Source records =
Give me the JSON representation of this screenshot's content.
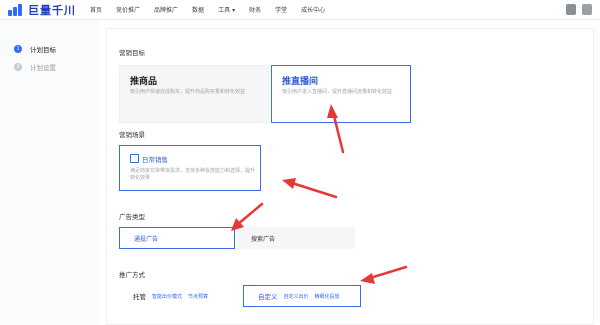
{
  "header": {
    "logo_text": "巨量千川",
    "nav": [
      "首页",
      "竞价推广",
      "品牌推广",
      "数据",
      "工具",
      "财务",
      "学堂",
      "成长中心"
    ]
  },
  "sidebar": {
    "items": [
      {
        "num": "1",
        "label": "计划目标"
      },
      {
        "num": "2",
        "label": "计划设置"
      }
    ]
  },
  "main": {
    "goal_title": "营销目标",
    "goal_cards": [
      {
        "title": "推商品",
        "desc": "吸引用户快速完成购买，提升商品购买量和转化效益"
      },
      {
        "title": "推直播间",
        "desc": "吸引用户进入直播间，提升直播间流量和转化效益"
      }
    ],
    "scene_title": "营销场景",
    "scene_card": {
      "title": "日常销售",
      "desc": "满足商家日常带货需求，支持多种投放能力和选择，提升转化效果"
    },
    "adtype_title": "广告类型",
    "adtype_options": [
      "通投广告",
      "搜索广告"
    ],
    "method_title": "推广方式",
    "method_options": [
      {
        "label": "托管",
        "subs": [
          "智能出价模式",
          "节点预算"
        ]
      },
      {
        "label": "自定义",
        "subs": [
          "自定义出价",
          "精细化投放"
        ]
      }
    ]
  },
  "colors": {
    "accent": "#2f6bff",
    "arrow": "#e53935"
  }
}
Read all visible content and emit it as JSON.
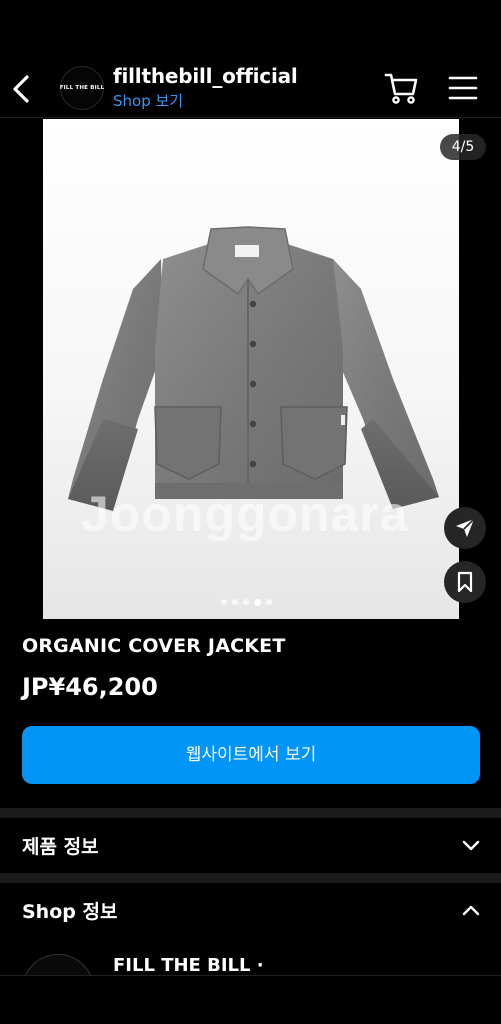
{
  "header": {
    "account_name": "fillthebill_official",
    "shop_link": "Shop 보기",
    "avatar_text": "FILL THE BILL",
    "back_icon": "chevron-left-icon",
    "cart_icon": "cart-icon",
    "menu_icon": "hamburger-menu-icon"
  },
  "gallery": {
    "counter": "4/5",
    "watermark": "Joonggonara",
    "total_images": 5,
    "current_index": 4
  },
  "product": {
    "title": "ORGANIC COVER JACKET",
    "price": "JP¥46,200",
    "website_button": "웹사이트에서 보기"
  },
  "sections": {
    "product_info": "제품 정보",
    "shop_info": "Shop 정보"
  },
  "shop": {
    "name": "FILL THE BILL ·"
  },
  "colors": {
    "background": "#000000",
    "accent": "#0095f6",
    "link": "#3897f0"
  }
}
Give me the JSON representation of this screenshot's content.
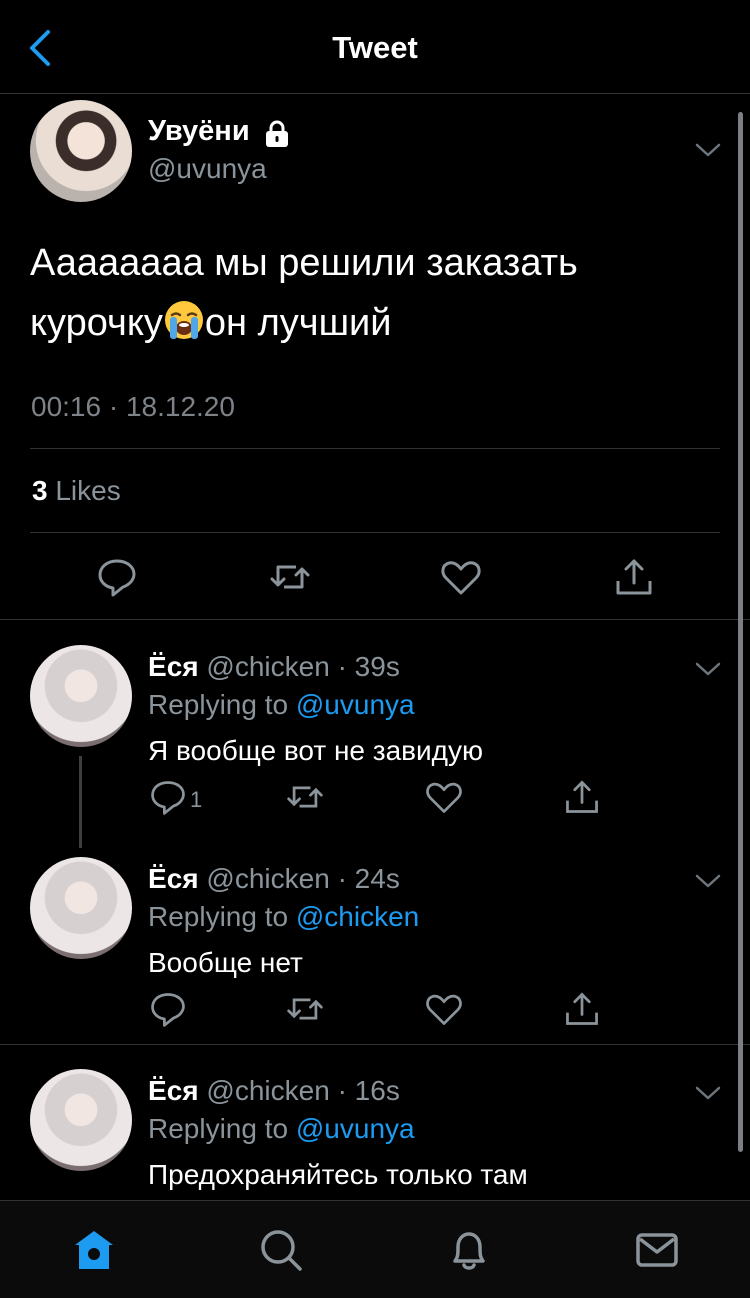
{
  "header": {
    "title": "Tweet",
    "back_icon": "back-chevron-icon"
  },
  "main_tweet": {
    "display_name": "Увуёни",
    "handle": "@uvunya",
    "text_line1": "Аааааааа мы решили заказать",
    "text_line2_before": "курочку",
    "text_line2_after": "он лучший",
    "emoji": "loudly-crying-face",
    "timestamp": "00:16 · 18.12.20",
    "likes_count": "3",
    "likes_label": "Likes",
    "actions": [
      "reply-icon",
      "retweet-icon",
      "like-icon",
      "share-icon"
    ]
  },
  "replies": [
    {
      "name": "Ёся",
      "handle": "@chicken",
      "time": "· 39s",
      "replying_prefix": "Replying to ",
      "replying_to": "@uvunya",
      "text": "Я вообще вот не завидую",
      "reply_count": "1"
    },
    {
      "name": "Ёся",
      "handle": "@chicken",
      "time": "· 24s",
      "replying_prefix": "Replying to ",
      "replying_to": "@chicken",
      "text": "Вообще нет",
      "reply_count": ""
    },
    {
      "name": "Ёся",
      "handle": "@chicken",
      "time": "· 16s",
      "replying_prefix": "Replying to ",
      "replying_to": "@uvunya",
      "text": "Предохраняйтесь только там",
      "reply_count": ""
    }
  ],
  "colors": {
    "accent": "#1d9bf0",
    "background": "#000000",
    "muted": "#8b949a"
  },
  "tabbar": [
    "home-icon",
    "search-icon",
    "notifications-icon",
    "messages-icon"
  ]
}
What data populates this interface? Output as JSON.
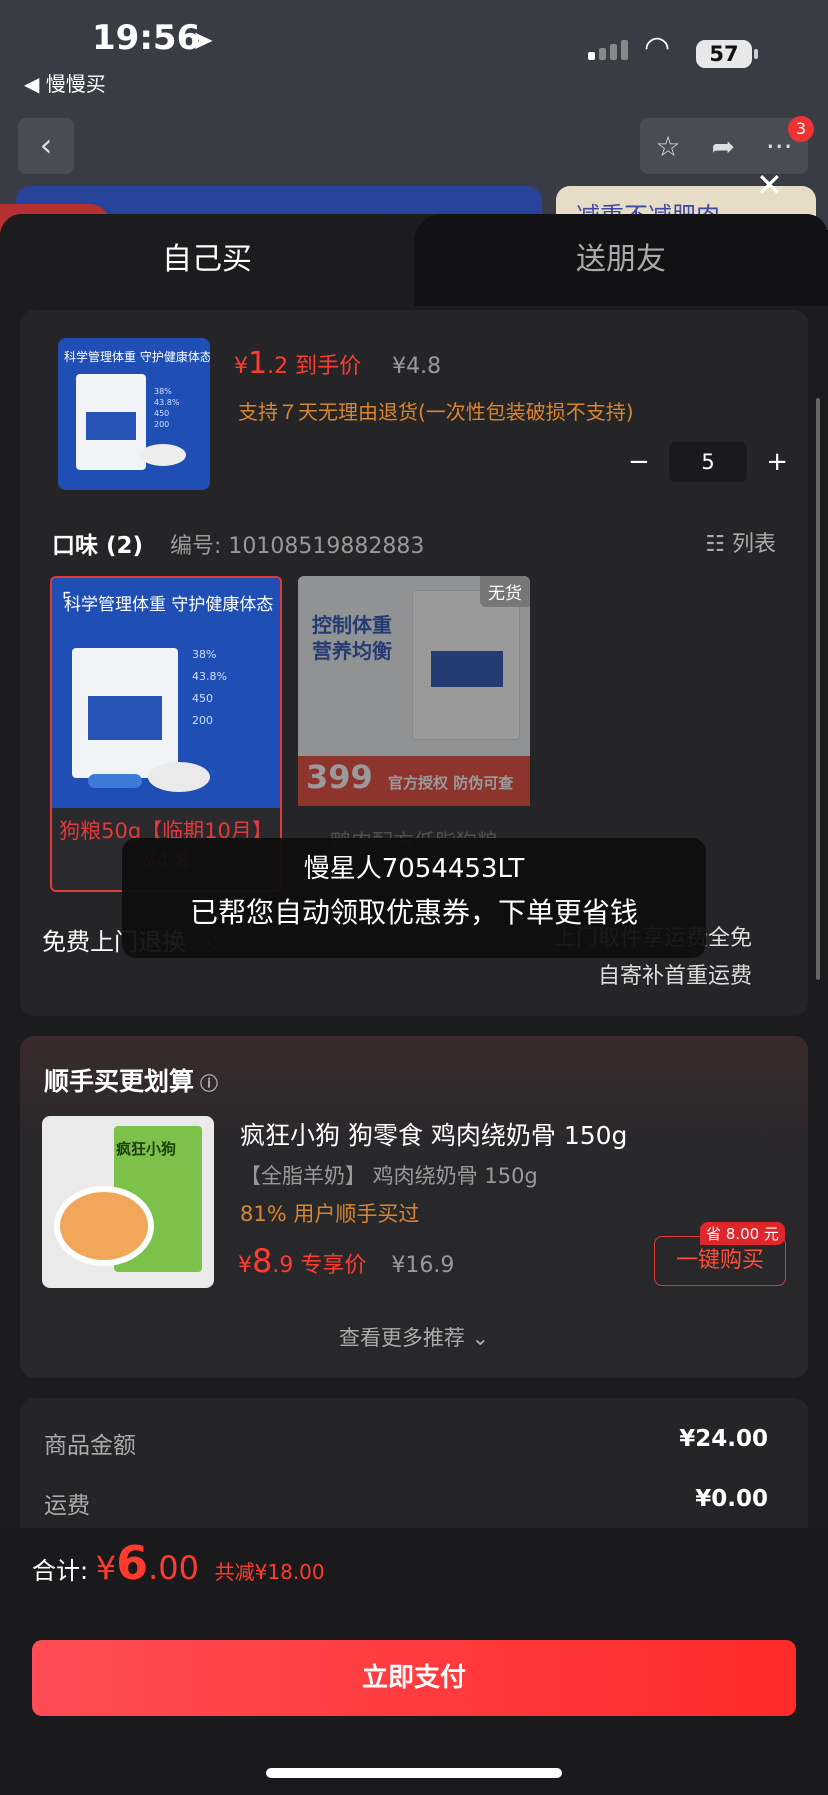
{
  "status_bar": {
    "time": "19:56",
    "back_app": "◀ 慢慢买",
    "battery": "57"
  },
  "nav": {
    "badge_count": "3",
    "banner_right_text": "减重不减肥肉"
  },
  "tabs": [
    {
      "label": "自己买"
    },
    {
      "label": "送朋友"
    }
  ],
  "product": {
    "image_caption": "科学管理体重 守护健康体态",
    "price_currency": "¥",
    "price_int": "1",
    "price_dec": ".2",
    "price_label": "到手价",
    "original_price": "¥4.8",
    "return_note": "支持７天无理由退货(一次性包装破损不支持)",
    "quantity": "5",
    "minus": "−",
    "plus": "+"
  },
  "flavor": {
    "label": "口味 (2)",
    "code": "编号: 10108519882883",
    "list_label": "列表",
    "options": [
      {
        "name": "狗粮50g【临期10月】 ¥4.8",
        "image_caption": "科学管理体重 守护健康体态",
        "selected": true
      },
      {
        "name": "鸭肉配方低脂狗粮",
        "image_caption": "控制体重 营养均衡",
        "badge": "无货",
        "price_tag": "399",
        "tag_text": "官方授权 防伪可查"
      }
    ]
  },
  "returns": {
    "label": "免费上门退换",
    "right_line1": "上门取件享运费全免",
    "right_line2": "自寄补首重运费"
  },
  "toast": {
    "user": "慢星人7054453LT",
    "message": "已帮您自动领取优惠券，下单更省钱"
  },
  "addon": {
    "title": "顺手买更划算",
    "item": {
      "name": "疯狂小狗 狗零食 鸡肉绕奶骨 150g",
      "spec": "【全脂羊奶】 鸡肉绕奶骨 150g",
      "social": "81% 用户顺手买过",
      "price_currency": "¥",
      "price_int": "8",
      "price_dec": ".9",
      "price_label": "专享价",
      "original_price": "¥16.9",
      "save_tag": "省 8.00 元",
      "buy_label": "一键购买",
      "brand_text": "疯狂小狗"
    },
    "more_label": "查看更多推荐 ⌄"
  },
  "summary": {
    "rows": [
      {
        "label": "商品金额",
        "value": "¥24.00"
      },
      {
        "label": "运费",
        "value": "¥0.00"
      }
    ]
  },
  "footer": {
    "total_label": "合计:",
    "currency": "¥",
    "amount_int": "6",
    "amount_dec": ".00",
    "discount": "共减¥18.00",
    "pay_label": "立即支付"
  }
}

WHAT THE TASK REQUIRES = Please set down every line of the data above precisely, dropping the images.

REPLY TO THE TASK =
Give me the JSON representation of this screenshot's content.
{
  "header": {
    "logo_text": "巨量千川",
    "nav": [
      "首页",
      "竞价推广",
      "品牌推广",
      "数据",
      "工具",
      "财务",
      "学堂",
      "成长中心"
    ]
  },
  "sidebar": {
    "items": [
      {
        "num": "1",
        "label": "计划目标"
      },
      {
        "num": "2",
        "label": "计划设置"
      }
    ]
  },
  "main": {
    "goal_title": "营销目标",
    "goal_cards": [
      {
        "title": "推商品",
        "desc": "吸引用户快速完成购买，提升商品购买量和转化效益"
      },
      {
        "title": "推直播间",
        "desc": "吸引用户进入直播间，提升直播间流量和转化效益"
      }
    ],
    "scene_title": "营销场景",
    "scene_card": {
      "title": "日常销售",
      "desc": "满足商家日常带货需求，支持多种投放能力和选择，提升转化效果"
    },
    "adtype_title": "广告类型",
    "adtype_options": [
      "通投广告",
      "搜索广告"
    ],
    "method_title": "推广方式",
    "method_options": [
      {
        "label": "托管",
        "subs": [
          "智能出价模式",
          "节点预算"
        ]
      },
      {
        "label": "自定义",
        "subs": [
          "自定义出价",
          "精细化投放"
        ]
      }
    ]
  },
  "colors": {
    "accent": "#2f6bff",
    "arrow": "#e53935"
  }
}
Read all visible content and emit it as JSON.
{
  "header": {
    "account_name": "fillthebill_official",
    "shop_link": "Shop 보기",
    "avatar_text": "FILL THE BILL",
    "back_icon": "chevron-left-icon",
    "cart_icon": "cart-icon",
    "menu_icon": "hamburger-menu-icon"
  },
  "gallery": {
    "counter": "4/5",
    "watermark": "Joonggonara",
    "total_images": 5,
    "current_index": 4
  },
  "product": {
    "title": "ORGANIC COVER JACKET",
    "price": "JP¥46,200",
    "website_button": "웹사이트에서 보기"
  },
  "sections": {
    "product_info": "제품 정보",
    "shop_info": "Shop 정보"
  },
  "shop": {
    "name": "FILL THE BILL ·"
  },
  "colors": {
    "background": "#000000",
    "accent": "#0095f6",
    "link": "#3897f0"
  }
}
Give me the JSON representation of this screenshot's content.
{
  "header": {
    "title": "Tweet",
    "back_icon": "back-chevron-icon"
  },
  "main_tweet": {
    "display_name": "Увуёни",
    "handle": "@uvunya",
    "text_line1": "Аааааааа мы решили заказать",
    "text_line2_before": "курочку",
    "text_line2_after": "он лучший",
    "emoji": "loudly-crying-face",
    "timestamp": "00:16 · 18.12.20",
    "likes_count": "3",
    "likes_label": "Likes",
    "actions": [
      "reply-icon",
      "retweet-icon",
      "like-icon",
      "share-icon"
    ]
  },
  "replies": [
    {
      "name": "Ёся",
      "handle": "@chicken",
      "time": "· 39s",
      "replying_prefix": "Replying to ",
      "replying_to": "@uvunya",
      "text": "Я вообще вот не завидую",
      "reply_count": "1"
    },
    {
      "name": "Ёся",
      "handle": "@chicken",
      "time": "· 24s",
      "replying_prefix": "Replying to ",
      "replying_to": "@chicken",
      "text": "Вообще нет",
      "reply_count": ""
    },
    {
      "name": "Ёся",
      "handle": "@chicken",
      "time": "· 16s",
      "replying_prefix": "Replying to ",
      "replying_to": "@uvunya",
      "text": "Предохраняйтесь только там",
      "reply_count": ""
    }
  ],
  "colors": {
    "accent": "#1d9bf0",
    "background": "#000000",
    "muted": "#8b949a"
  },
  "tabbar": [
    "home-icon",
    "search-icon",
    "notifications-icon",
    "messages-icon"
  ]
}
What data populates this interface? Output as JSON.
{
  "status_bar": {
    "time": "19:56",
    "back_app": "◀ 慢慢买",
    "battery": "57"
  },
  "nav": {
    "badge_count": "3",
    "banner_right_text": "减重不减肥肉"
  },
  "tabs": [
    {
      "label": "自己买"
    },
    {
      "label": "送朋友"
    }
  ],
  "product": {
    "image_caption": "科学管理体重 守护健康体态",
    "price_currency": "¥",
    "price_int": "1",
    "price_dec": ".2",
    "price_label": "到手价",
    "original_price": "¥4.8",
    "return_note": "支持７天无理由退货(一次性包装破损不支持)",
    "quantity": "5",
    "minus": "−",
    "plus": "+"
  },
  "flavor": {
    "label": "口味 (2)",
    "code": "编号: 10108519882883",
    "list_label": "列表",
    "options": [
      {
        "name": "狗粮50g【临期10月】 ¥4.8",
        "image_caption": "科学管理体重 守护健康体态",
        "selected": true
      },
      {
        "name": "鸭肉配方低脂狗粮",
        "image_caption": "控制体重 营养均衡",
        "badge": "无货",
        "price_tag": "399",
        "tag_text": "官方授权 防伪可查"
      }
    ]
  },
  "returns": {
    "label": "免费上门退换",
    "right_line1": "上门取件享运费全免",
    "right_line2": "自寄补首重运费"
  },
  "toast": {
    "user": "慢星人7054453LT",
    "message": "已帮您自动领取优惠券，下单更省钱"
  },
  "addon": {
    "title": "顺手买更划算",
    "item": {
      "name": "疯狂小狗 狗零食 鸡肉绕奶骨 150g",
      "spec": "【全脂羊奶】 鸡肉绕奶骨 150g",
      "social": "81% 用户顺手买过",
      "price_currency": "¥",
      "price_int": "8",
      "price_dec": ".9",
      "price_label": "专享价",
      "original_price": "¥16.9",
      "save_tag": "省 8.00 元",
      "buy_label": "一键购买",
      "brand_text": "疯狂小狗"
    },
    "more_label": "查看更多推荐 ⌄"
  },
  "summary": {
    "rows": [
      {
        "label": "商品金额",
        "value": "¥24.00"
      },
      {
        "label": "运费",
        "value": "¥0.00"
      }
    ]
  },
  "footer": {
    "total_label": "合计:",
    "currency": "¥",
    "amount_int": "6",
    "amount_dec": ".00",
    "discount": "共减¥18.00",
    "pay_label": "立即支付"
  }
}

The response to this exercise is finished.